Courage can be found all around you. It keeps you going. Courage helps you to step out of your comfort zone, it helps you to push for what is right, or to watch that scary movie you have been wanting to watch. It is never the same for everyone, but it helps us all to simply keep moving forward to pursue our goals in life no matter what those may be.

Question: What are some courage building strategies you recommend when considering personal achievements and goal setting?

Response from Julia Murphy, College Senior, Rhode Island Fears related to achievement and goal-reaching are increasingly common in our society and education systems that prioritize results and performance. A strategy that I have found effective when I feel like I’m behind the curve or not where I want to be is maintaining a focus on the things that I am doing right and well, no matter how big or small they may be.
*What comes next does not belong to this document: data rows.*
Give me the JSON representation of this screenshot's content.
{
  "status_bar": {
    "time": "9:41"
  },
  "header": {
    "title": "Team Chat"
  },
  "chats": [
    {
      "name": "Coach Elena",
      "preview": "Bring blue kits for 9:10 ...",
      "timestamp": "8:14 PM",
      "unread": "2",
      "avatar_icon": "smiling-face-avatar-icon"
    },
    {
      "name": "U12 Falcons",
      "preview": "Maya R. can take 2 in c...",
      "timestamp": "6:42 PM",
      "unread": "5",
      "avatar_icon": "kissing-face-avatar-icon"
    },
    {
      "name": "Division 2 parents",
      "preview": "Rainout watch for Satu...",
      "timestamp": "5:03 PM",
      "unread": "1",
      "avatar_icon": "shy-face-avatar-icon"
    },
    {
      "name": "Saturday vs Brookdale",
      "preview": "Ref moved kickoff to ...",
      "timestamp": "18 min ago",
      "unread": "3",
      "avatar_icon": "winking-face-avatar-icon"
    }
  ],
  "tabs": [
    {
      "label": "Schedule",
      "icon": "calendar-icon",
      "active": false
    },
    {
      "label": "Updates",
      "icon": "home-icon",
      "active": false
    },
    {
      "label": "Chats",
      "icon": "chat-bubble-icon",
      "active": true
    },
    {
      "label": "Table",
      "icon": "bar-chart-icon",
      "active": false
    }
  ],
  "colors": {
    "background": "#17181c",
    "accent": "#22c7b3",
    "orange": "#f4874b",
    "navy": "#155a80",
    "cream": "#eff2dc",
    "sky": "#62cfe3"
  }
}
Celebrating life’s daily achievements, such as sending the email that’s been on your to-do list, prioritizing time for self-care, or even just making it through a busy day, really helps you feel accomplished and helps you remember that you’re doing your best on any given day. When we celebrate the little things, the big things start to feel much more attainable.

References

Berger, R. (2017, October 25). The importance of academic courage. Edutopia.

Brown, B. (2012). Daring greatly. Penguin Random House.

Brown, B. (2018). Dare to lead. Penguin Random House.

Comstock, B. (2018). Imagine it forward: Courage, creativity, and the power of change. Penguin Random House.

Kaur, S. (2018, June 14). When youth speak the world should listen. Global Partnership for Education.

Mason, C., Asby, D., Wenzel, M., Volk, K., & Staeheli, M. (2021). Compassionate school practices: Fostering children’s mental heath and well-being. Corwin.

McLaughlin, D. (2018, February 23). It’s time for adults to start listening to young people. Huffington Post.